What you have to do:
Look through the material that follows and show every line with the string "https".
◇ ◇ ◇ ◇ ◇
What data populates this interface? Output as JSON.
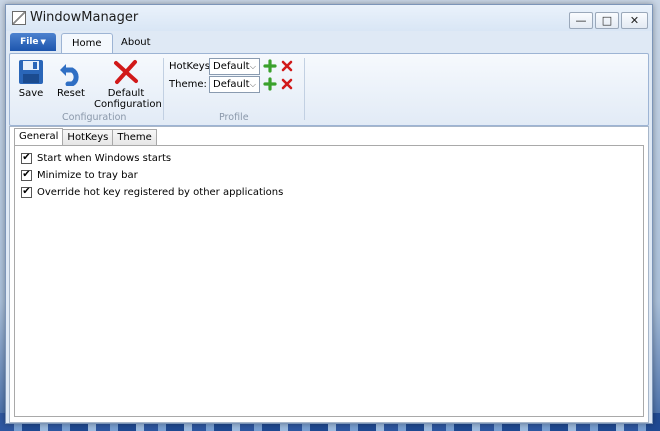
{
  "window": {
    "title": "WindowManager"
  },
  "ribbon_tabs": {
    "file": "File",
    "home": "Home",
    "about": "About"
  },
  "ribbon": {
    "buttons": {
      "save": "Save",
      "reset": "Reset",
      "default_line1": "Default",
      "default_line2": "Configuration"
    },
    "groups": {
      "configuration": "Configuration",
      "profile": "Profile"
    },
    "profile": {
      "hotkeys_label": "HotKeys:",
      "hotkeys_value": "Default",
      "theme_label": "Theme:",
      "theme_value": "Default"
    }
  },
  "content_tabs": {
    "general": "General",
    "hotkeys": "HotKeys",
    "theme": "Theme"
  },
  "options": {
    "start_windows": "Start when Windows starts",
    "minimize_tray": "Minimize to tray bar",
    "override_hotkey": "Override hot key registered by other applications"
  },
  "icons": {
    "save": "floppy-disk-icon",
    "reset": "undo-arrow-icon",
    "default": "red-x-icon",
    "add": "green-plus-icon",
    "remove": "red-x-icon"
  },
  "colors": {
    "accent": "#1d55ad",
    "add_green": "#3aa12c",
    "remove_red": "#d11919"
  }
}
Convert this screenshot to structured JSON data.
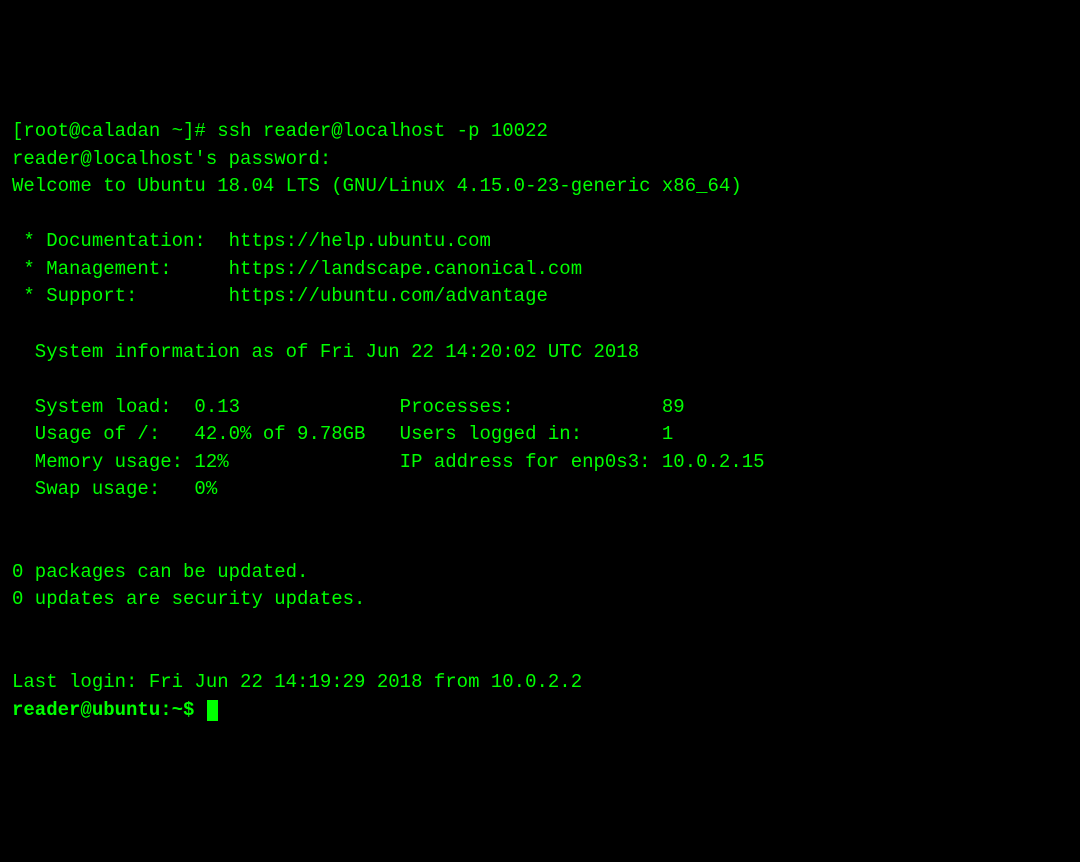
{
  "line1": "[root@caladan ~]# ssh reader@localhost -p 10022",
  "line2": "reader@localhost's password:",
  "line3": "Welcome to Ubuntu 18.04 LTS (GNU/Linux 4.15.0-23-generic x86_64)",
  "blank1": "",
  "line4": " * Documentation:  https://help.ubuntu.com",
  "line5": " * Management:     https://landscape.canonical.com",
  "line6": " * Support:        https://ubuntu.com/advantage",
  "blank2": "",
  "line7": "  System information as of Fri Jun 22 14:20:02 UTC 2018",
  "blank3": "",
  "line8": "  System load:  0.13              Processes:             89",
  "line9": "  Usage of /:   42.0% of 9.78GB   Users logged in:       1",
  "line10": "  Memory usage: 12%               IP address for enp0s3: 10.0.2.15",
  "line11": "  Swap usage:   0%",
  "blank4": "",
  "blank5": "",
  "line12": "0 packages can be updated.",
  "line13": "0 updates are security updates.",
  "blank6": "",
  "blank7": "",
  "line14": "Last login: Fri Jun 22 14:19:29 2018 from 10.0.2.2",
  "prompt_user_host": "reader@ubuntu",
  "prompt_colon": ":",
  "prompt_tilde": "~",
  "prompt_dollar": "$",
  "prompt_space": " "
}
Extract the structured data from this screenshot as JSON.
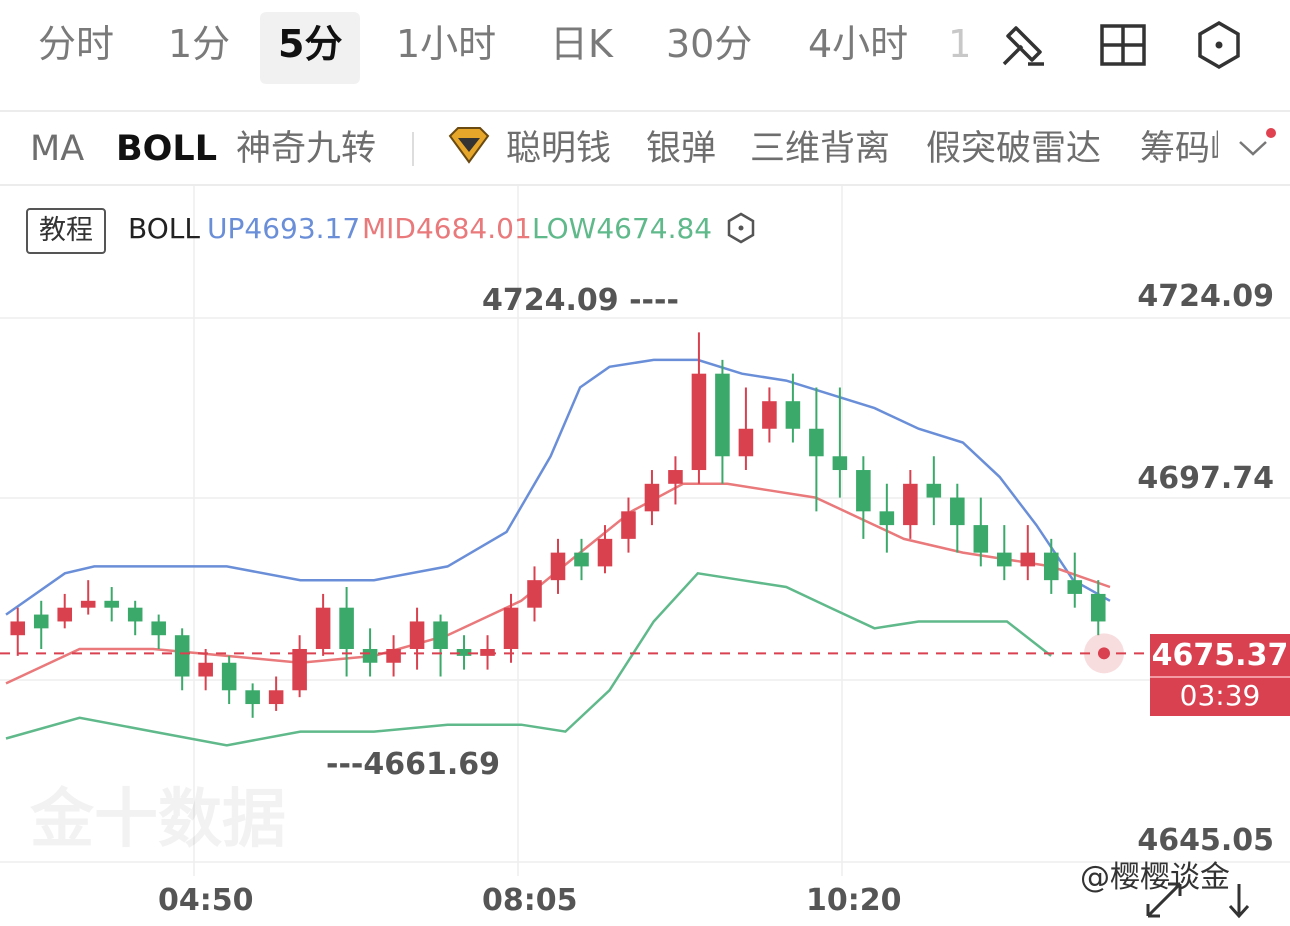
{
  "timeframe_tabs": [
    {
      "label": "分时",
      "active": false
    },
    {
      "label": "1分",
      "active": false
    },
    {
      "label": "5分",
      "active": true
    },
    {
      "label": "1小时",
      "active": false
    },
    {
      "label": "日K",
      "active": false
    },
    {
      "label": "30分",
      "active": false
    },
    {
      "label": "4小时",
      "active": false
    }
  ],
  "timeframe_tab_clipped": "1",
  "tool_icons": [
    "draw-icon",
    "layout-grid-icon",
    "settings-hex-icon"
  ],
  "indicators": [
    {
      "label": "MA",
      "active": false
    },
    {
      "label": "BOLL",
      "active": true
    },
    {
      "label": "神奇九转",
      "active": false
    },
    {
      "label": "聪明钱",
      "active": false,
      "icon": "diamond-icon"
    },
    {
      "label": "银弹",
      "active": false
    },
    {
      "label": "三维背离",
      "active": false
    },
    {
      "label": "假突破雷达",
      "active": false
    },
    {
      "label": "筹码峰",
      "active": false
    }
  ],
  "tutorial_label": "教程",
  "legend": {
    "name": "BOLL",
    "up": "UP4693.17",
    "mid": "MID4684.01",
    "low": "LOW4674.84"
  },
  "colors": {
    "up_line": "#6a8fd8",
    "mid_line": "#e9797b",
    "low_line": "#5fb98a",
    "candle_up": "#d9414f",
    "candle_down": "#3aa96a",
    "price_box": "#d94150"
  },
  "current_price": "4675.37",
  "countdown": "03:39",
  "y_axis_labels": [
    "4724.09",
    "4697.74",
    "4645.05"
  ],
  "x_axis_labels": [
    "04:50",
    "08:05",
    "10:20"
  ],
  "annotations": {
    "high": "4724.09",
    "low": "4661.69"
  },
  "watermark": "金十数据",
  "credit": "@樱樱谈金",
  "chart_data": {
    "type": "candlestick",
    "ylim": [
      4645.05,
      4724.09
    ],
    "x_ticks": [
      "04:50",
      "08:05",
      "10:20"
    ],
    "bands": {
      "up": [
        [
          0,
          4681
        ],
        [
          8,
          4687
        ],
        [
          12,
          4688
        ],
        [
          20,
          4688
        ],
        [
          30,
          4688
        ],
        [
          40,
          4686
        ],
        [
          50,
          4686
        ],
        [
          60,
          4688
        ],
        [
          68,
          4693
        ],
        [
          74,
          4704
        ],
        [
          78,
          4714
        ],
        [
          82,
          4717
        ],
        [
          88,
          4718
        ],
        [
          94,
          4718
        ],
        [
          100,
          4716
        ],
        [
          106,
          4715
        ],
        [
          112,
          4713
        ],
        [
          118,
          4711
        ],
        [
          124,
          4708
        ],
        [
          130,
          4706
        ],
        [
          135,
          4701
        ],
        [
          140,
          4694
        ],
        [
          145,
          4686
        ],
        [
          150,
          4683
        ]
      ],
      "mid": [
        [
          0,
          4671
        ],
        [
          10,
          4676
        ],
        [
          20,
          4676
        ],
        [
          30,
          4675
        ],
        [
          40,
          4674
        ],
        [
          50,
          4675
        ],
        [
          60,
          4678
        ],
        [
          70,
          4683
        ],
        [
          78,
          4690
        ],
        [
          85,
          4696
        ],
        [
          92,
          4700
        ],
        [
          98,
          4700
        ],
        [
          104,
          4699
        ],
        [
          110,
          4698
        ],
        [
          116,
          4695
        ],
        [
          122,
          4692
        ],
        [
          130,
          4690
        ],
        [
          136,
          4689
        ],
        [
          142,
          4688
        ],
        [
          150,
          4685
        ]
      ],
      "low": [
        [
          0,
          4663
        ],
        [
          10,
          4666
        ],
        [
          20,
          4664
        ],
        [
          30,
          4662
        ],
        [
          40,
          4664
        ],
        [
          50,
          4664
        ],
        [
          60,
          4665
        ],
        [
          70,
          4665
        ],
        [
          76,
          4664
        ],
        [
          82,
          4670
        ],
        [
          88,
          4680
        ],
        [
          94,
          4687
        ],
        [
          100,
          4686
        ],
        [
          106,
          4685
        ],
        [
          112,
          4682
        ],
        [
          118,
          4679
        ],
        [
          124,
          4680
        ],
        [
          130,
          4680
        ],
        [
          136,
          4680
        ],
        [
          142,
          4675
        ]
      ]
    },
    "candles": [
      [
        4678,
        4680,
        4682,
        4675
      ],
      [
        4681,
        4679,
        4683,
        4676
      ],
      [
        4680,
        4682,
        4684,
        4679
      ],
      [
        4682,
        4683,
        4686,
        4681
      ],
      [
        4683,
        4682,
        4685,
        4680
      ],
      [
        4682,
        4680,
        4683,
        4678
      ],
      [
        4680,
        4678,
        4681,
        4676
      ],
      [
        4678,
        4672,
        4679,
        4670
      ],
      [
        4672,
        4674,
        4676,
        4670
      ],
      [
        4674,
        4670,
        4675,
        4668
      ],
      [
        4670,
        4668,
        4671,
        4666
      ],
      [
        4668,
        4670,
        4672,
        4667
      ],
      [
        4670,
        4676,
        4678,
        4669
      ],
      [
        4676,
        4682,
        4684,
        4675
      ],
      [
        4682,
        4676,
        4685,
        4672
      ],
      [
        4676,
        4674,
        4679,
        4672
      ],
      [
        4674,
        4676,
        4678,
        4672
      ],
      [
        4676,
        4680,
        4682,
        4673
      ],
      [
        4680,
        4676,
        4681,
        4672
      ],
      [
        4676,
        4675,
        4678,
        4673
      ],
      [
        4675,
        4676,
        4678,
        4673
      ],
      [
        4676,
        4682,
        4684,
        4674
      ],
      [
        4682,
        4686,
        4688,
        4680
      ],
      [
        4686,
        4690,
        4692,
        4684
      ],
      [
        4690,
        4688,
        4692,
        4686
      ],
      [
        4688,
        4692,
        4694,
        4687
      ],
      [
        4692,
        4696,
        4698,
        4690
      ],
      [
        4696,
        4700,
        4702,
        4694
      ],
      [
        4700,
        4702,
        4704,
        4697
      ],
      [
        4702,
        4716,
        4722,
        4700
      ],
      [
        4716,
        4704,
        4718,
        4700
      ],
      [
        4704,
        4708,
        4714,
        4702
      ],
      [
        4708,
        4712,
        4714,
        4706
      ],
      [
        4712,
        4708,
        4716,
        4706
      ],
      [
        4708,
        4704,
        4714,
        4696
      ],
      [
        4704,
        4702,
        4714,
        4698
      ],
      [
        4702,
        4696,
        4704,
        4692
      ],
      [
        4696,
        4694,
        4700,
        4690
      ],
      [
        4694,
        4700,
        4702,
        4692
      ],
      [
        4700,
        4698,
        4704,
        4694
      ],
      [
        4698,
        4694,
        4700,
        4690
      ],
      [
        4694,
        4690,
        4698,
        4688
      ],
      [
        4690,
        4688,
        4694,
        4686
      ],
      [
        4688,
        4690,
        4694,
        4686
      ],
      [
        4690,
        4686,
        4692,
        4684
      ],
      [
        4686,
        4684,
        4690,
        4682
      ],
      [
        4684,
        4680,
        4686,
        4678
      ]
    ]
  }
}
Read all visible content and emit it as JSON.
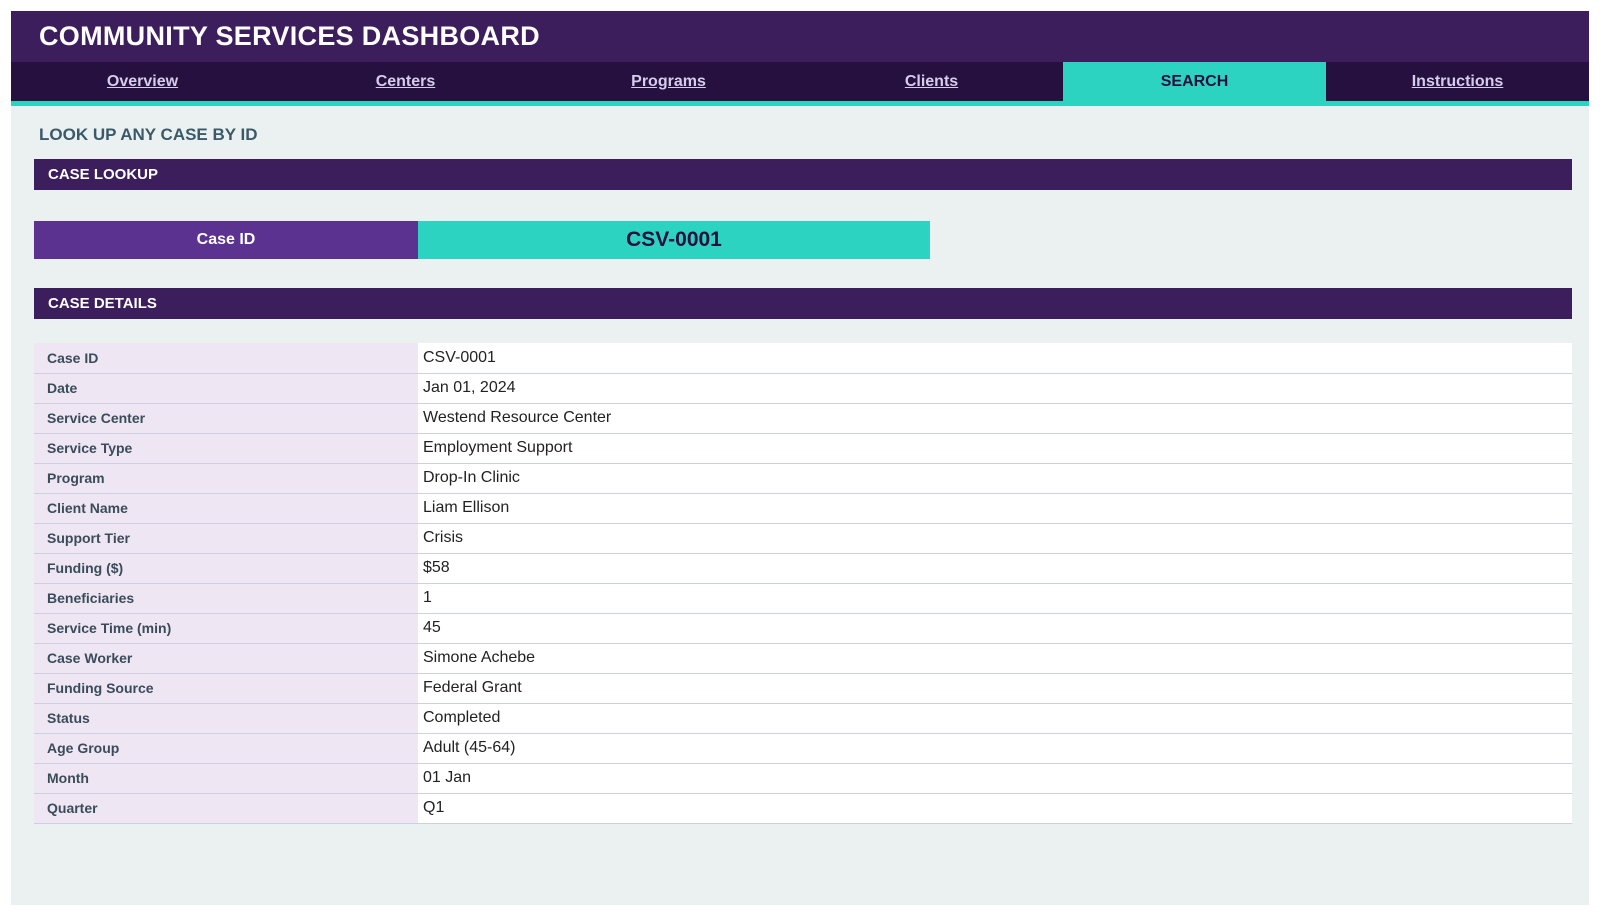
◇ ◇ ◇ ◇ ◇
Written solution:
  "line4": " * Documentation:  https://help.ubuntu.com",
  "line5": " * Management:     https://landscape.canonical.com",
  "line6": " * Support:        https://ubuntu.com/advantage",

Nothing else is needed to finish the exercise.